The task
Scan the entries and state how many lines contain "value". Write no other text.

Available data
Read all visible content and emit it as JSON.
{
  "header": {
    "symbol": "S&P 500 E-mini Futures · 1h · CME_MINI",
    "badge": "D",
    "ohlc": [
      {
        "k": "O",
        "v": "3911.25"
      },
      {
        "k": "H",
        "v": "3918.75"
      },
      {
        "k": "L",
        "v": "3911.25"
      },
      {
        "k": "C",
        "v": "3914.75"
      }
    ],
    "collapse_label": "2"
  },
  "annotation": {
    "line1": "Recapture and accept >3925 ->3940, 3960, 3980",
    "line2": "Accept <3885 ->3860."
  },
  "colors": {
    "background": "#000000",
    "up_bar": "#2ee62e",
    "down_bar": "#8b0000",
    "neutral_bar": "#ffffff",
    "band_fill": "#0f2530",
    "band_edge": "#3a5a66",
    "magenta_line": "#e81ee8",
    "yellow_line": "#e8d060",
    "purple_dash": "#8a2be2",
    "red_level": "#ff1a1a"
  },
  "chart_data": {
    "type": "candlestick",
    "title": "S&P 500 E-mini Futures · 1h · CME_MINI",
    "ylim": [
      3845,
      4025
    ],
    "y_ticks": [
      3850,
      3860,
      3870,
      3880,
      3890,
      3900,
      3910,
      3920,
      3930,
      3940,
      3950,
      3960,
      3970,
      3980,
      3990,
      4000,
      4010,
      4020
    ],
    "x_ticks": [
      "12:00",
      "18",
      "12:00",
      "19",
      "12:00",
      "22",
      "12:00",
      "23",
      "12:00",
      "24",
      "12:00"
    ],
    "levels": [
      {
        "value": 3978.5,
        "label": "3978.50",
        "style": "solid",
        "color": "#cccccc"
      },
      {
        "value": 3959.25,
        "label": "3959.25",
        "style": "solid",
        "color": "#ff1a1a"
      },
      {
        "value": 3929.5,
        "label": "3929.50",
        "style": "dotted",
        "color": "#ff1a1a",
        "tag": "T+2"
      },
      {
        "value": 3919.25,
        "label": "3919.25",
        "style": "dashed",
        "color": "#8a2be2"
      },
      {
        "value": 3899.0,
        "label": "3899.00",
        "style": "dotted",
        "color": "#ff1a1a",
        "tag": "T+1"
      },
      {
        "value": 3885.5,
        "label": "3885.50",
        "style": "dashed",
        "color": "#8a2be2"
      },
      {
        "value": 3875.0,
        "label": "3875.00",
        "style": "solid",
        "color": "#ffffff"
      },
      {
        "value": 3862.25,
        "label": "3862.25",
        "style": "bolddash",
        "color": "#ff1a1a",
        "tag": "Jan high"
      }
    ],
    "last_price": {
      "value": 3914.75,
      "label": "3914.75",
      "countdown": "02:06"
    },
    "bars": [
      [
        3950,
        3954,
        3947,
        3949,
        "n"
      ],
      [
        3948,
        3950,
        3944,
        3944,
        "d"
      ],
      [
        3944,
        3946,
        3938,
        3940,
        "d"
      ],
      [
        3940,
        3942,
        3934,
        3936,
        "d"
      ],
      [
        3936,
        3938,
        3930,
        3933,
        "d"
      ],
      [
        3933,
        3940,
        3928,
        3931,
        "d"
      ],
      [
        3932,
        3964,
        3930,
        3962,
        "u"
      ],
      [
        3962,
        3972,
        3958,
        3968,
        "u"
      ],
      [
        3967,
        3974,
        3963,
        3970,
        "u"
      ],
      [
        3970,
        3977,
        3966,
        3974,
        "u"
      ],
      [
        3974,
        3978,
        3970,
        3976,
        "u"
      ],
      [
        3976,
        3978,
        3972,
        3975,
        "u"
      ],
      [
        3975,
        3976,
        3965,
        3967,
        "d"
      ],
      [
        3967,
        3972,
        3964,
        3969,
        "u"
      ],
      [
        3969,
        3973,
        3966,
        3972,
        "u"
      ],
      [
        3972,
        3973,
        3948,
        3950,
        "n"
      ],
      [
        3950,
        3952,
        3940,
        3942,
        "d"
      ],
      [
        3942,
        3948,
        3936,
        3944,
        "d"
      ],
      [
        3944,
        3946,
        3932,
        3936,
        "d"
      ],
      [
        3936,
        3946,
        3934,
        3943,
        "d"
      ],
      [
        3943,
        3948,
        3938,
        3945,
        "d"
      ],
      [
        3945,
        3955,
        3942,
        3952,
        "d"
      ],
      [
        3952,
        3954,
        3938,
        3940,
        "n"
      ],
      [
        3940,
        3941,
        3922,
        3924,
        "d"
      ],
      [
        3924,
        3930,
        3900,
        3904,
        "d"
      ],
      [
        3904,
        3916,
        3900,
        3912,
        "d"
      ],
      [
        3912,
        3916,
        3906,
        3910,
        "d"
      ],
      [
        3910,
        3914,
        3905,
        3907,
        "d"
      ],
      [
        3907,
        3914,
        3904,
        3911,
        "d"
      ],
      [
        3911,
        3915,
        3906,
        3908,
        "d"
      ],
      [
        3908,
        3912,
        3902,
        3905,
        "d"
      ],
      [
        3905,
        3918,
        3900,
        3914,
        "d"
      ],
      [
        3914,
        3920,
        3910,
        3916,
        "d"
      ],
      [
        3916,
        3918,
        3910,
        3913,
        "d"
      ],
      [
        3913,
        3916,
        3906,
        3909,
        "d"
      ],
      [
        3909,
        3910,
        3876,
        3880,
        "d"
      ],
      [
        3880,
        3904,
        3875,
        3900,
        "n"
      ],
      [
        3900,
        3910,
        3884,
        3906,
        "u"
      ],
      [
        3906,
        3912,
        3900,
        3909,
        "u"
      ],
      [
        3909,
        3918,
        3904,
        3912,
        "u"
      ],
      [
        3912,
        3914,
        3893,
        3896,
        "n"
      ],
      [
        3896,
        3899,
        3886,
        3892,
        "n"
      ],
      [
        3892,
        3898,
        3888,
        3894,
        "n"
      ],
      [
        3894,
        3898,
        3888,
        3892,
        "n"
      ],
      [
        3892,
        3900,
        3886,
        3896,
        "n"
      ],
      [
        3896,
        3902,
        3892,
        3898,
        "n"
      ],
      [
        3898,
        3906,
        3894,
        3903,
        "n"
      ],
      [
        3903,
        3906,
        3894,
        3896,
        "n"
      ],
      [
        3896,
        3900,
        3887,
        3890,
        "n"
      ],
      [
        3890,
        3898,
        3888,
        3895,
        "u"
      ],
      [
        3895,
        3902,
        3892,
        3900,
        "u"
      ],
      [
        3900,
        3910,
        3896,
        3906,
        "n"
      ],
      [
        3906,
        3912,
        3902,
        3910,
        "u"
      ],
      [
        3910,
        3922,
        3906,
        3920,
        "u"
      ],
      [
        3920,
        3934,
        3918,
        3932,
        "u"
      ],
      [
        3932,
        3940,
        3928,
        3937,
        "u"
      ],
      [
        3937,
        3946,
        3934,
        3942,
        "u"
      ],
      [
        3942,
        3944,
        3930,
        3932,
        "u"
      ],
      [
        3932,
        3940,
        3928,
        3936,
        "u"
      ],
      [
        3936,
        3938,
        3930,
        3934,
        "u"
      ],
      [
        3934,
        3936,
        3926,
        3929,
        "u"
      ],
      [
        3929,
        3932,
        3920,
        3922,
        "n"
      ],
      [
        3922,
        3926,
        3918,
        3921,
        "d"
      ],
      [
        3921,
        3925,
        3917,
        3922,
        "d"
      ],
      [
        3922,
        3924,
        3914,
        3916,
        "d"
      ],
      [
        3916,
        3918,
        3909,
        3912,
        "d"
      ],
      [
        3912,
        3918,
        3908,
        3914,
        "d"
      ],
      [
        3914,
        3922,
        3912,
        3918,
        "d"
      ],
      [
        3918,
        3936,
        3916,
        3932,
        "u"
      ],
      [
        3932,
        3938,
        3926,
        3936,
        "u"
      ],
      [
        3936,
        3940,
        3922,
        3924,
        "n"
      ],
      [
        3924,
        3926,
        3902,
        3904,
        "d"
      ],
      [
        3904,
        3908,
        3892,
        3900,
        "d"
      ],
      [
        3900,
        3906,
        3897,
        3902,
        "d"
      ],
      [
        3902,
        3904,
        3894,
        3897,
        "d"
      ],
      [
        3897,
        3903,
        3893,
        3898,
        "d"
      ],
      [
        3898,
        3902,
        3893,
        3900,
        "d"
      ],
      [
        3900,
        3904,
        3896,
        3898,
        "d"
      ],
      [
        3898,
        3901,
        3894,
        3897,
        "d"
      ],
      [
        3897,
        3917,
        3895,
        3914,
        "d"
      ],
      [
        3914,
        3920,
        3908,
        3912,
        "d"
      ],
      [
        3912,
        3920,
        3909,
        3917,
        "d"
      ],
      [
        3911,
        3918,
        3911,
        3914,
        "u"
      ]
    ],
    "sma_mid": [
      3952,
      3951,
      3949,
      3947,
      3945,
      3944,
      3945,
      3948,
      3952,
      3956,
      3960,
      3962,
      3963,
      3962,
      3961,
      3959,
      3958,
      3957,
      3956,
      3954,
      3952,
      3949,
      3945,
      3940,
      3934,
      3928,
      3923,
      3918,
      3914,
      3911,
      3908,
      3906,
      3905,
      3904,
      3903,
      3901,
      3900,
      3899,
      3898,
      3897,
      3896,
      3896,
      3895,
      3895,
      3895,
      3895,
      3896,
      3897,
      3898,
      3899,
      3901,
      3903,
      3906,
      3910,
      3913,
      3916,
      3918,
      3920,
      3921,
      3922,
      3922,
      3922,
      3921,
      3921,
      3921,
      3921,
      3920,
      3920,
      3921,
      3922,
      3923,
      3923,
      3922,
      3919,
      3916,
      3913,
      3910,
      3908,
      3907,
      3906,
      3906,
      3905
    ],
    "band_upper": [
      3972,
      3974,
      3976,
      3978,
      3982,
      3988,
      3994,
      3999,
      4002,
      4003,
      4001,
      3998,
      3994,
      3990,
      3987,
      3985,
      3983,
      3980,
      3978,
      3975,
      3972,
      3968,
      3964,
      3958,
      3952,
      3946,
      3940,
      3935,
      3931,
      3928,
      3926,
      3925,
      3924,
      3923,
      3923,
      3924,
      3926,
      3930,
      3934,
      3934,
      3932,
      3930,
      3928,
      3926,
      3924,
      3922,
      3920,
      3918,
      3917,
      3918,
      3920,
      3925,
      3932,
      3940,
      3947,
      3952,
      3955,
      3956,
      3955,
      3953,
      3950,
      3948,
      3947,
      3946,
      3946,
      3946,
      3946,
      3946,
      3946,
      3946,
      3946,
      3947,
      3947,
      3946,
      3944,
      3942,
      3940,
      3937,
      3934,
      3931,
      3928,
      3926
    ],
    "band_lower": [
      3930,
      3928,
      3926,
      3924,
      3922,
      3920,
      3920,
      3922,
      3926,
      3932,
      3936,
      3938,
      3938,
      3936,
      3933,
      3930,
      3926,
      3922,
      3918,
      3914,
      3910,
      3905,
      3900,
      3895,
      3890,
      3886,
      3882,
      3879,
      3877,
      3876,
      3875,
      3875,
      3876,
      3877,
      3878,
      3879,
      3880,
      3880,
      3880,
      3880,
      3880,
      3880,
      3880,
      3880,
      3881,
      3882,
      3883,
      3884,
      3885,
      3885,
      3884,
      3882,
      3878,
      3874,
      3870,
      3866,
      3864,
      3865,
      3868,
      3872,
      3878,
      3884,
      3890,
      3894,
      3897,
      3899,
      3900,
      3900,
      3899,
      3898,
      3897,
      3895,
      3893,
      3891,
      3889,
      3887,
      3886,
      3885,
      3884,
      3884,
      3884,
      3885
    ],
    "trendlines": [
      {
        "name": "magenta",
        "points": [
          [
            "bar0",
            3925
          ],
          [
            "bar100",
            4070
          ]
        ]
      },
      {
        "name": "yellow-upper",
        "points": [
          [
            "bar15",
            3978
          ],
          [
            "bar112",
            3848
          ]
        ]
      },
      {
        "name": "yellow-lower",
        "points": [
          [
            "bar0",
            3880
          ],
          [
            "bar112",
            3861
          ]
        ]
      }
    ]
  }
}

Task output
9